If you’ve already acquired a marriage license through your county/state, you understand this document represents your union as husband and wife in the legal sense. Well, in Jewish culture, you sign yet another license as well. Traditionally, a ketubah served as a kind of premarital contract, outlining a bride’s ongoing rights: food, clothing, and even sex should be provided during the course of the marriage. The ketubah also specified her rights in the case of her husband’s death or their divorce. Many contemporary couples choose to veer away from the traditional ketubah text and its implications and instead choose a text that expresses their hopes and commitments for their marriage.
via Gallery Judaica
3. Selecting a Huppah
If you have ever attended a Jewish ceremony, you’ve probably wondered what the large canopy covering the couple and officiant is. Well, that is a huppah. It creates a sacred space that is both open for all to see and private and intimate for the couple beneath it. It symbolizes their new home together.
via The Knot
4. Breaking the Wedding Glass

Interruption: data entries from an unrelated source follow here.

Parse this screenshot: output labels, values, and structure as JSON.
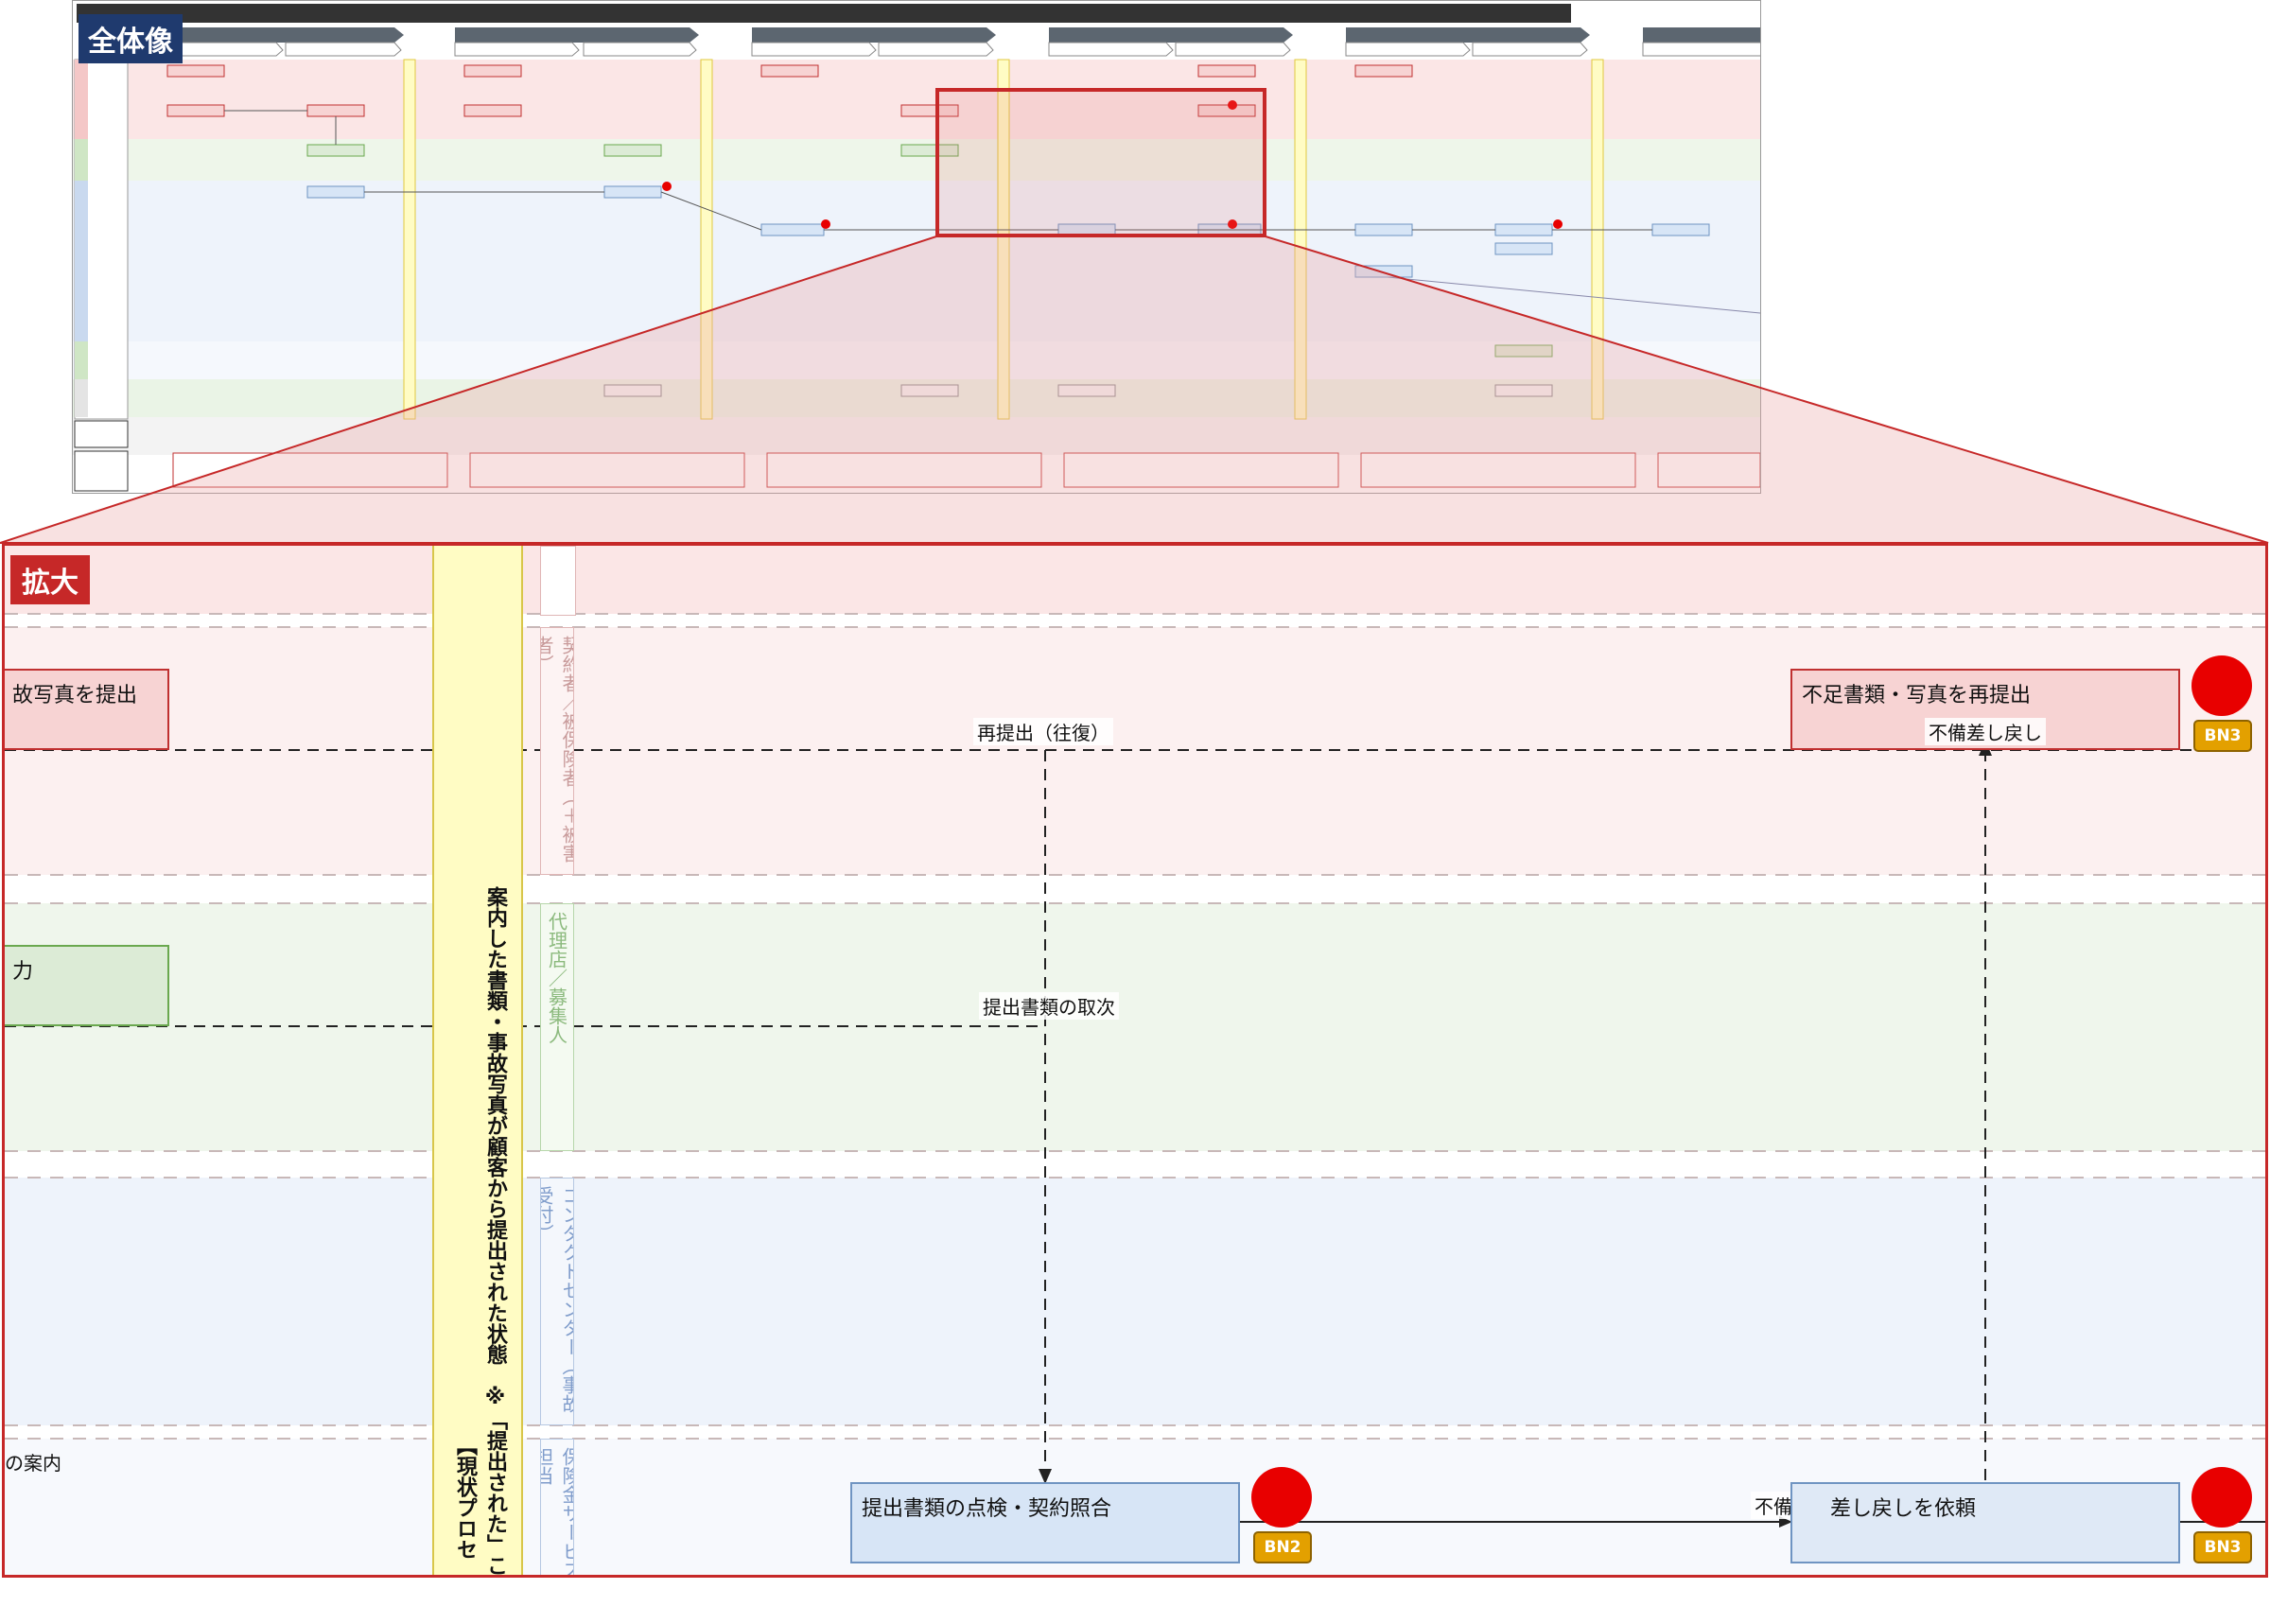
{
  "overview": {
    "badge": "全体像"
  },
  "zoom": {
    "badge": "拡大",
    "milestone_text": "案内した書類・事故写真が顧客から提出された状態　※「提出された」ことが",
    "milestone_text2": "【現状プロセ",
    "lanes": [
      {
        "label": "契約者／被保険者（＋被害者）"
      },
      {
        "label": "代理店／募集人"
      },
      {
        "label": "コンタクトセンター（事故受付）"
      },
      {
        "label": "保険金サービス担当"
      }
    ],
    "boxes": {
      "left_partial_red": "故写真を提出",
      "left_partial_green": "力",
      "left_partial_text": "の案内",
      "resubmit": "不足書類・写真を再提出",
      "check": "提出書類の点検・契約照合",
      "return_request": "差し戻しを依頼"
    },
    "labels": {
      "resubmit_loop": "再提出（往復）",
      "return_notice": "不備差し戻し",
      "relay": "提出書類の取次",
      "has_defect": "不備あり"
    },
    "badges": {
      "bn2": "BN2",
      "bn3": "BN3"
    }
  },
  "colors": {
    "accent_red": "#c62828",
    "navy": "#1f3a6e",
    "milestone": "#fffcc4",
    "bn_orange": "#e3a000"
  }
}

At the conclusion of the blessings, the groom breaks the glass with his right foot, as an additional remembrance of the destruction of the Holy Temple in Jerusalem. Traditionally, this custom was also incorporated into the ceremony to remind everyone that even at the height of one’s personal joy, we must, nevertheless, remember the destruction of the Temple in Jerusalem. The breaking of the glass symbolizes the breaking of our hearts in remembrance.
5. Traditional Jewish Wedding Dance Options
Two of the most traditional and well-known Jewish wedding dance numbers are the Hora and the Mezinke Tanz (Krenzl). These two dances are often done during a Jewish wedding reception.
During the Hora, the bride and groom are lifted above the shoulders of guests. Sitting upon chairs, they may wave handkerchiefs at each other or hold onto the ends of a single handkerchief. Be careful not to drop them! While hoisting the two in the air, a large circle of guests dances around them clockwise or counterclockwise
The Mezinke Tanz is a dance that arose out of the traditional Krenzl. Krenzl, which refers to a crown, occurred when the last daughter was married. This is a special dance for the mother as they adorn her with a crown of flowers.